Senator Dianne Feinstein, then Senate Intelligence Committee Vicechair and an early advocate for prosecuting Assange using the Espionage Act of 1917, publicly urged the government to avoid indicting Petraeus. He had “made a mistake” and had “suffered enough in my view.”
A less charitable view was reserved for former CIA officer Jeffrey Sterling, who was charged with seven counts under the Espionage Act and three related charges. Prosecutors argued that Sterling had provided classified details about an Agency program designed to disrupt Iran’s nuclear plans to New York Times reporter James Risen for a chapter in his 2006 book, State of War. Again, we saw the prosecution logic that such disclosures “may be viewed as more pernicious than the typical espionage case where a spy sells classified information for money”. Sterling was convicted and sentenced to 42 months in prison.

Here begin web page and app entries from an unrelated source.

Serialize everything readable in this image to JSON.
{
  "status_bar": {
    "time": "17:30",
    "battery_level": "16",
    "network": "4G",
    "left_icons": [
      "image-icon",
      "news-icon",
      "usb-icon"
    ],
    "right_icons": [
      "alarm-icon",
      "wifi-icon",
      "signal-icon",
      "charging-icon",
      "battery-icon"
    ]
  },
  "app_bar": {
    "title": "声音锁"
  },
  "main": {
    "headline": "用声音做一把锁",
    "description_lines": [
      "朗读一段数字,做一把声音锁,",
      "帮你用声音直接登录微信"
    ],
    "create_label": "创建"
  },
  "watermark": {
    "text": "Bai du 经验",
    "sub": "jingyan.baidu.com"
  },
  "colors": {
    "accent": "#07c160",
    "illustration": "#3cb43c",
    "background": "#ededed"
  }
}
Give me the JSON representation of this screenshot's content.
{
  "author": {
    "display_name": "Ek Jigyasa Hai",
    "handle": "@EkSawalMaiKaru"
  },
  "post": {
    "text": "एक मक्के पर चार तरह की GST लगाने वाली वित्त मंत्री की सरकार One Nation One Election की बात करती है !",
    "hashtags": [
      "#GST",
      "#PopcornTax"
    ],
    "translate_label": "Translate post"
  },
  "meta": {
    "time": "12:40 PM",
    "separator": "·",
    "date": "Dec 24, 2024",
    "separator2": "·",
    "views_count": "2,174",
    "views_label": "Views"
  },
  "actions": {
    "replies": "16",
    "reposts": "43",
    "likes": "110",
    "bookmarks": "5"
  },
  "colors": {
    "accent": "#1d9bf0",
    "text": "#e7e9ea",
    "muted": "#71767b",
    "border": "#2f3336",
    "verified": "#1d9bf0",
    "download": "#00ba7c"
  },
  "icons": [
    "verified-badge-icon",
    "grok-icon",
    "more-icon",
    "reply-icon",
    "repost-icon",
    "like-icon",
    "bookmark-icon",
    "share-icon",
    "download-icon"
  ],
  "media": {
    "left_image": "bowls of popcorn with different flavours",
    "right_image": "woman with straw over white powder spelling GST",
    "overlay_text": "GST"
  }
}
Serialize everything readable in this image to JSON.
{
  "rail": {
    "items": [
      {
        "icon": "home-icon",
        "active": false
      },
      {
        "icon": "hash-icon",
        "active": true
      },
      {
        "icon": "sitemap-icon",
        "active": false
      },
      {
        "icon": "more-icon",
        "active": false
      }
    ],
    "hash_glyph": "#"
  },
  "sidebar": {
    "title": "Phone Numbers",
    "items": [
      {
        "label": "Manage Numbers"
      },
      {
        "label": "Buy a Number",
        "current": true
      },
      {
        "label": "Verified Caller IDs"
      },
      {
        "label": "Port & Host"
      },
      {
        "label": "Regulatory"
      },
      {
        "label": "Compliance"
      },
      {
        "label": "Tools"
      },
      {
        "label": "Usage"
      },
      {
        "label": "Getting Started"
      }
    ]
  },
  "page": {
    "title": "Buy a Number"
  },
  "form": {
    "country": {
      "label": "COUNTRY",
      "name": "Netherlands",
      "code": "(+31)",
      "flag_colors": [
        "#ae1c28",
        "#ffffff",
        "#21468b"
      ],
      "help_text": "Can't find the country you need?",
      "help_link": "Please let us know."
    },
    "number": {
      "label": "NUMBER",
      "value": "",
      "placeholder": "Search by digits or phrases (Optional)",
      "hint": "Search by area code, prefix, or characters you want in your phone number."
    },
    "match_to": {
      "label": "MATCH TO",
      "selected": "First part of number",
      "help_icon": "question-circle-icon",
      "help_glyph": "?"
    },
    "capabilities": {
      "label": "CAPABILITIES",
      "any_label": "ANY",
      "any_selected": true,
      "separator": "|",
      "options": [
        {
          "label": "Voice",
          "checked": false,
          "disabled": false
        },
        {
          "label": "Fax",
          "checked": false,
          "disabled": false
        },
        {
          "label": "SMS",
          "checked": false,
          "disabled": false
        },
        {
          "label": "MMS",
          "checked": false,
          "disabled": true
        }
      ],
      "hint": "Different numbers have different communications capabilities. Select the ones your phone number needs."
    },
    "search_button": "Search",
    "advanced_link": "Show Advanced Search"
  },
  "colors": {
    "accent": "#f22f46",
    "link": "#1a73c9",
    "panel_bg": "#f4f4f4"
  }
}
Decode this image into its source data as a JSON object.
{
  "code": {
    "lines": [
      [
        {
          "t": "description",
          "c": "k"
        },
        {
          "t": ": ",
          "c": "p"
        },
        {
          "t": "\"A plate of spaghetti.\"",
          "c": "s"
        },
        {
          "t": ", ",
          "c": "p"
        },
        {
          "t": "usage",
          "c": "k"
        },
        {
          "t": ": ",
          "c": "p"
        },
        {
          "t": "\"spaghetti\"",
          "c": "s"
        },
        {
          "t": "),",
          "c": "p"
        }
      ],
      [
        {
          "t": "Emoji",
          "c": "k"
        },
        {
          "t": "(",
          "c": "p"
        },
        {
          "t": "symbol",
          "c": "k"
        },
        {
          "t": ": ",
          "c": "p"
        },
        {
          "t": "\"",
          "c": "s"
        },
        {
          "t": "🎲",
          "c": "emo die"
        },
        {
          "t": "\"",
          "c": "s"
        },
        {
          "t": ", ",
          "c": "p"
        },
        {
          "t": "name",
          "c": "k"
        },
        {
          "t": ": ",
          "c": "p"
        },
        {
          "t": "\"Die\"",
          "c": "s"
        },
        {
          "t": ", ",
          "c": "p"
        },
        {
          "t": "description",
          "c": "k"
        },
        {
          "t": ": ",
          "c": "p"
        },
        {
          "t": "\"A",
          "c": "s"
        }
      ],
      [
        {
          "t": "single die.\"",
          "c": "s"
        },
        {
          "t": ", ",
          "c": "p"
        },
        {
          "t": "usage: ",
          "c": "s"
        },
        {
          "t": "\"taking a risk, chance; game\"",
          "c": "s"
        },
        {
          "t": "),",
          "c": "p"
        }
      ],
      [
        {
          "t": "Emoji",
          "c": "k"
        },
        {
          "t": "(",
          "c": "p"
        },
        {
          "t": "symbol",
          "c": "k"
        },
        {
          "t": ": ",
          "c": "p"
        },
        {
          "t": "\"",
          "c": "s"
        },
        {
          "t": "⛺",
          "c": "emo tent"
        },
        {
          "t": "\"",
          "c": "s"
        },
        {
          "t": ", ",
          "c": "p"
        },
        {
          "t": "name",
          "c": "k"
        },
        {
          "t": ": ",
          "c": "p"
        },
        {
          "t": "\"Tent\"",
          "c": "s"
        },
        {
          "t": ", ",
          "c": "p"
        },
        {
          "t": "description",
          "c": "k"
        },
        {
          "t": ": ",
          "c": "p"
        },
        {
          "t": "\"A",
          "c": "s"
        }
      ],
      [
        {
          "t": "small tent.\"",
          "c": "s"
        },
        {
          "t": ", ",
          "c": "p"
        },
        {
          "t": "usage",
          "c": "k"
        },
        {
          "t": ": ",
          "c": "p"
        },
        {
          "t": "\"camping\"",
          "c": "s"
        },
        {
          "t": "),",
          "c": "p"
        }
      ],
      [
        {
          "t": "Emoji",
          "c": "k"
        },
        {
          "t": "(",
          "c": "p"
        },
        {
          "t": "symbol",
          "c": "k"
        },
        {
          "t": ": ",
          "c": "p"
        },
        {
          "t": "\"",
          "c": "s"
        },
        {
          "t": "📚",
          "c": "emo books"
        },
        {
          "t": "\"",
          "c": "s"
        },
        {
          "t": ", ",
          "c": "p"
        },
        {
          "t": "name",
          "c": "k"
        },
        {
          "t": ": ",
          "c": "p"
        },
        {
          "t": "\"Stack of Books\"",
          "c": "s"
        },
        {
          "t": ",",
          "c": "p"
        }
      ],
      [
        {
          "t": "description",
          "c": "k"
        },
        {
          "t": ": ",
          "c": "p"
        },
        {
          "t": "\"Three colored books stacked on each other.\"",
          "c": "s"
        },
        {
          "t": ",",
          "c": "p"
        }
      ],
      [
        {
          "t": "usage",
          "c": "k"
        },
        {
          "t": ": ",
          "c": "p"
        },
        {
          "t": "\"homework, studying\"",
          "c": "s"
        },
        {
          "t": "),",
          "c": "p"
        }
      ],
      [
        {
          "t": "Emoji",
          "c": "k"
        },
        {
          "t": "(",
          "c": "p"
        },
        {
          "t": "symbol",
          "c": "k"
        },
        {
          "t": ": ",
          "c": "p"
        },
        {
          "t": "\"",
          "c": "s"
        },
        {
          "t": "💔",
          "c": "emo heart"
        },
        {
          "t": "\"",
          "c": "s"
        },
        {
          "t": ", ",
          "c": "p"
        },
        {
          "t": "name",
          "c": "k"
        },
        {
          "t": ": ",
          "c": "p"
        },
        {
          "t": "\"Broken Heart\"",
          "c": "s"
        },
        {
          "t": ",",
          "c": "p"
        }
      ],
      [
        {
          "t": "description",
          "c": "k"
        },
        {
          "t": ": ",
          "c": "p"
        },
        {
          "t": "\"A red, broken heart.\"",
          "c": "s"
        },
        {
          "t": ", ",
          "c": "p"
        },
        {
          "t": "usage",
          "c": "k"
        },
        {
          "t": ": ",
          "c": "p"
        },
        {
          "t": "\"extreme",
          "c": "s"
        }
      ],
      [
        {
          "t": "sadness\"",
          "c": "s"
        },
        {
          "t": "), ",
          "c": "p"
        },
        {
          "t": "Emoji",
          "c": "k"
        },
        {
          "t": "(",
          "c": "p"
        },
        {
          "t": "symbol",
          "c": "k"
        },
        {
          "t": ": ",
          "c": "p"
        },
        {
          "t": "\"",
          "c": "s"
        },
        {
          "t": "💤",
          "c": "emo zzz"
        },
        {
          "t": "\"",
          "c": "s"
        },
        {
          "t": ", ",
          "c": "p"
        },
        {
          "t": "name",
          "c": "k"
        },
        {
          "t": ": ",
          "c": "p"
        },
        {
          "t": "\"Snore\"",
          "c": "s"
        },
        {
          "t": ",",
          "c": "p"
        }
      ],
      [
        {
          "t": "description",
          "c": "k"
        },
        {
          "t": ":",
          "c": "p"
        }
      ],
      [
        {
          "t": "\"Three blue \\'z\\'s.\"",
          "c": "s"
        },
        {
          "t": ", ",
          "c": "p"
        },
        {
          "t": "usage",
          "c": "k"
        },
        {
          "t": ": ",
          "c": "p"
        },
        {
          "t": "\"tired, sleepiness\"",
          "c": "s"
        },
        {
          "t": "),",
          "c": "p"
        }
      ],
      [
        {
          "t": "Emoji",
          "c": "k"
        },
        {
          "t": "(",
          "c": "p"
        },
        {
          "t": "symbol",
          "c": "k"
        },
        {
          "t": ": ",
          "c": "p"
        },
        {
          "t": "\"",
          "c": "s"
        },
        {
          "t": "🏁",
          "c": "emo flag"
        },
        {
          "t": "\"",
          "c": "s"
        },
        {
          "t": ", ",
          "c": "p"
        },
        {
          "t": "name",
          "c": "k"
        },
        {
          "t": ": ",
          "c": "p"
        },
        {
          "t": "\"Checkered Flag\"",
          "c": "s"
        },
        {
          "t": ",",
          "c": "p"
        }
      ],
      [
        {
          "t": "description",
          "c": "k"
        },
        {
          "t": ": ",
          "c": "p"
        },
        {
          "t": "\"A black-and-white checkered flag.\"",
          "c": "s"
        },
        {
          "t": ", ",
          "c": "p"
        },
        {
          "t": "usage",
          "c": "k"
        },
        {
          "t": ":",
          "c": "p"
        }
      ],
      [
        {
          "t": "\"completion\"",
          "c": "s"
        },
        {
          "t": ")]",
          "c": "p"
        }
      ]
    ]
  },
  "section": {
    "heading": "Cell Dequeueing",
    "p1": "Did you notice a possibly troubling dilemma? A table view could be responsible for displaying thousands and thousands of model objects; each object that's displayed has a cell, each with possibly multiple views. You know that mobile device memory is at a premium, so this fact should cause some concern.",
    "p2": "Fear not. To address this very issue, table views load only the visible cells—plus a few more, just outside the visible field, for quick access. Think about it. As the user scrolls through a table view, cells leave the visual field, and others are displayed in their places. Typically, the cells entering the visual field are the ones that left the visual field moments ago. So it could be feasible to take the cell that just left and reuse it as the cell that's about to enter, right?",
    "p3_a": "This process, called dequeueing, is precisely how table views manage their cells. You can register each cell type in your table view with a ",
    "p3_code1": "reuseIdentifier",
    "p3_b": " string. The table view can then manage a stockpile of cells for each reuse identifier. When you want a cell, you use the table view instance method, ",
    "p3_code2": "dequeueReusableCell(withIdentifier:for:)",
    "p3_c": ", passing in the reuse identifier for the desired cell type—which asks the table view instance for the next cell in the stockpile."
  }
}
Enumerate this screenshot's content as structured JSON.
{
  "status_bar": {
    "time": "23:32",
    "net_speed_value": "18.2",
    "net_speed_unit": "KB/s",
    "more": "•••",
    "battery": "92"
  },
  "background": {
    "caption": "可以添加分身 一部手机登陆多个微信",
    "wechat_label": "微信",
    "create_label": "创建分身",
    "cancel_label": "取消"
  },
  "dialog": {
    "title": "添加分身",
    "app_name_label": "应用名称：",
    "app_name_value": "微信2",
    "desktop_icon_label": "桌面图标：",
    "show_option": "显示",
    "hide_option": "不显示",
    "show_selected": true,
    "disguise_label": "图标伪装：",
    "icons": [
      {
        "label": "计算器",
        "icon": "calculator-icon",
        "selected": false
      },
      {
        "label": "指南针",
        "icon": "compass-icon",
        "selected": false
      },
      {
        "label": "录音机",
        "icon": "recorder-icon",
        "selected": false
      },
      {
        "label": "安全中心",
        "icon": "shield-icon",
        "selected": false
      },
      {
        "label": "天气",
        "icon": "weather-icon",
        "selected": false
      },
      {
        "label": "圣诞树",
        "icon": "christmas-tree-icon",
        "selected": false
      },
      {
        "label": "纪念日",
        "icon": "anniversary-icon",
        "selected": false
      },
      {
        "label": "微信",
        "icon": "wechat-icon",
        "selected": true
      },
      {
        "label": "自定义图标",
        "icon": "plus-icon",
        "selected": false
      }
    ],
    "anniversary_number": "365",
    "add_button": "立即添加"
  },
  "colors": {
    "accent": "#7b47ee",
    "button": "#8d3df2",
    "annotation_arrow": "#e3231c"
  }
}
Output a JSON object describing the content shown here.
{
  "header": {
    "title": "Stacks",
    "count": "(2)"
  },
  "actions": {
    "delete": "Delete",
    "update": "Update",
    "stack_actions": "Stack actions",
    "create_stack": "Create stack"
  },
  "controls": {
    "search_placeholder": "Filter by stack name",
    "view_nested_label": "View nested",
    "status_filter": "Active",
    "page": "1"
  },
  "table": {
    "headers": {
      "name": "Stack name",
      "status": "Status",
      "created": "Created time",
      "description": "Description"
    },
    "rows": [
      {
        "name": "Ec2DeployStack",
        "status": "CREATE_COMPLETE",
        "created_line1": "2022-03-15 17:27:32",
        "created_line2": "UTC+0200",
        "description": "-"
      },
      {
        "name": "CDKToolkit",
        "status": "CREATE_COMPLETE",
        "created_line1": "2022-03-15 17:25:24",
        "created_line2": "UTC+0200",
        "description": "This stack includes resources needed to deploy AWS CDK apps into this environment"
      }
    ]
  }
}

All of this conformed with the assessment made by Senator Daniel Patrick Moynihan in a letter to President Bill Clinton in September 1998: “An evenhanded prosecution of leakers would imperil an entire administration.”
As to the issue of how accurate the contents of the Yahoo! News story was, Pompeo confirmed that elements of it were “true”, including efforts by the CIA to target WikiLeaks in the aftermath of the Vault 7 publication detailing hacking tools and methods used by the organisation. This was a rather different tune to that initially struck: that the story made “for pretty good fiction.”
For Pompeo, the purpose was clear. “When bad guys steal those secrets we have a responsibility to go after them, to prevent [that] from happening.” He and other officials “desperately wanted to hold accountable those individuals that had violated US law, that had violated requirements to protect information and had tried to steal it.”
He also reiterated that the CIA was not permitted to conduct assassinations. “We never acted in a way that was inconsistent with that.” There had never been any “planning to violate US law – not once in my time.”
Other observations seem to suggest a rogue at play, a vigilante intent on cracking skulls and moving away from the law. Except that for Pompeo, pursuing the likes of Assange was very much part of “a deep legal framework”, where “actions” were taken “consistent with US law to try to achieve that.”
This peculiar viewpoint can only shock the more legally minded. The United Nations Special Rapporteur on Torture, Nils Melzner, stated it with bone dry precision. “This is not about the law. It is about intimidating journalism; it’s about suppressing press freedom; it’s about protecting immunity for state officials.”
The thirty intelligence and national security officials hardly deserve medals or citations of honour; but their information cast light into dark spaces, revealing a thuggish mentality at play in the National Security State. While the revelations were not brand spanking in their freshness, they served to back up previous accounts of surveillance and contemplated abduction and violence submitted in the Assange extradition trial.
As for Pompeo’s actual state of knowledge, further material promises to make the light of day. On October 29, the unsuspecting figure was served by plaintiffs including such legal luminaries as human rights Margaret Ratner Kunstler. The lawsuit, which names the CIA, Pompeo, David Morales Guillen and Undercover Global, S.L. as defendants, is seeking monetary and injunctive relief for violations of the Fourth Amendment – the right to be free from unreasonable searches and seizures.
As the case involves targeted surveillance of the plaintiffs at the Ecuadorian Embassy, including during consultations with Assange, and the forced surrender of electronic devices on entering the embassy, the gaps in Pompeo’s account may well be given further stuffing.
Dr. Binoy Kampmark was a Commonwealth Scholar at Selwyn College, Cambridge. He currently lectures at RMIT University. Email: firstname.lastname@example.org